When we consider money we tend to think of it in nominal terms – the euros and cents in our bank accounts. But what if the native Americans invested the money and earned a reasonable return; what would it be worth today?
There’s a simple rule in maths called the rule of 72 which computes how long it takes for a sum of money to double. So you divide 72 by the rate of return, and the answer is how long it takes for it to double. So at a 7.2% p.a. rate of return, the sum doubles every ten years (72 divided by 7.2).
So in 1636, the native Americans would have $48 at this rate of return; $96 in 1646 and so on. Every century then, you get roughly 10 doubles, or 1000 times the sum i.e. add three zeros (it’s actually 1024, but the maths is easier if we simplify).
So in 1726 they would have had $24,000. In 1826, $24m. In 1926, $24bn. And in 2026, it would be $24 trillion. We haven’t reached 2026 yet, so if we take one double away, its 2016 equivalent would be $12 trillion.
The total net worth of the entire United States is estimated at $123 trillion according to Wikipedia. I don’t know what Manhattan is worth, but it’s unlikely that 20 square km of America accounts for one tenth of the total country’s wealth. So maybe the native Americans didn’t get such a bad deal after all.
The long term return on the US stock market has been c. 10% p.a. going back to 1900 according to several reputable sources. Maybe future returns will be lower, who knows. The rate of return we can quibble about, but the central point here is that compounding is one of the most important ideas to be fanatical about.
One person who discovered the importance of this at a very early age and was completely obsessed by it was Warren Buffett. At age 11 he said he wanted to be a millionaire by the age of 30. And that he did achieve.
Buffett today is worth an estimated $81bn. According to Morgan Housel, a staggering $80.7 billion of this was accumulated after his 50th birthday (he is now 87 years old)
In a thought experiment, Housel wonders what if Buffett got serious about investing when he was age 22 – just out of college – instead of age 11? Assuming his net worth at age 30 was still in the impressive 90th percentile he would have been worth about $24,000 at age 30, after adjusting to reflect 1960s era inflation.
If, at age 30, Buffett was worth $24,000 instead of the $1 million he actually accumulated, and went on to earn the same returns, he would be worth $1.9 billion today; 98% lower than his actual net worth.

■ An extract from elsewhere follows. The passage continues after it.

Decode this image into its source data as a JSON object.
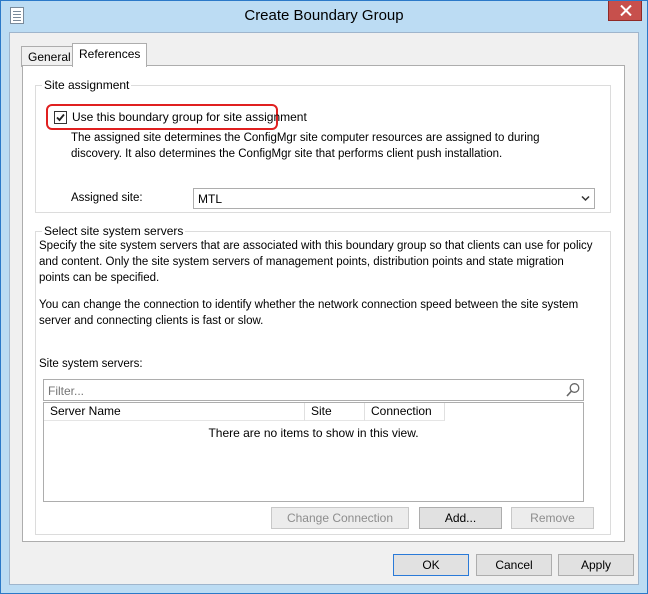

The punchline is that 97.6% of Buffett’s net worth can be directly tied to the base he built in his teens and 20s. As Housel says, “without the capital base he built before he could grow a beard, you’d probably never have heard of him.”
There are hundreds of books documenting the success of Buffett and how he amassed such a fortune. Arguably, the most practical takeaway from his success is, to start investing before you leave primary school. I think this analysis skims over the fact that Buffett has an astonishing investment track record, but having written enough times on this, we will take it as read.
As the father of 11 year old twins, I’ve struggled to create a sense of fanaticism about compounding in my own children. Though I have to admit that I believe a lot of this to be innate anyway – we can help at the margins in terms of the nurturing a sense of it, but most of it comes from within.
A nice idea proposed by one of my work colleagues is to promote the idea of saving by having three jars for money; one is a savings jar, one a spending jar and a 3rd jar for charity. They agree a split between each and then apportion money earned (or gifted) between them. I’ve let early enthusiasm for the idea wane a little recently, but initially found it to work quite well.
Whatever route one takes, I think the important part is the initial decision and action, and the earlier the better. Some historians claim that the native Americans, with whom Minuit made the deal, were actually from Long Island and never owned the island of Manhattan. Selling something you don’t own is one approach to making a fortune!
In the interests of staying on the starboard side of the law however, the stock market has proven to be a very powerful (and legal) way to compound wealth.
Gary Connolly is Managing Director of iCubed. He can be contacted at firstname.lastname@example.org or on twitter @gconno1. iCubed Training, Research and Consulting, trading as iCubed, is regulated by the Central Bank of Ireland.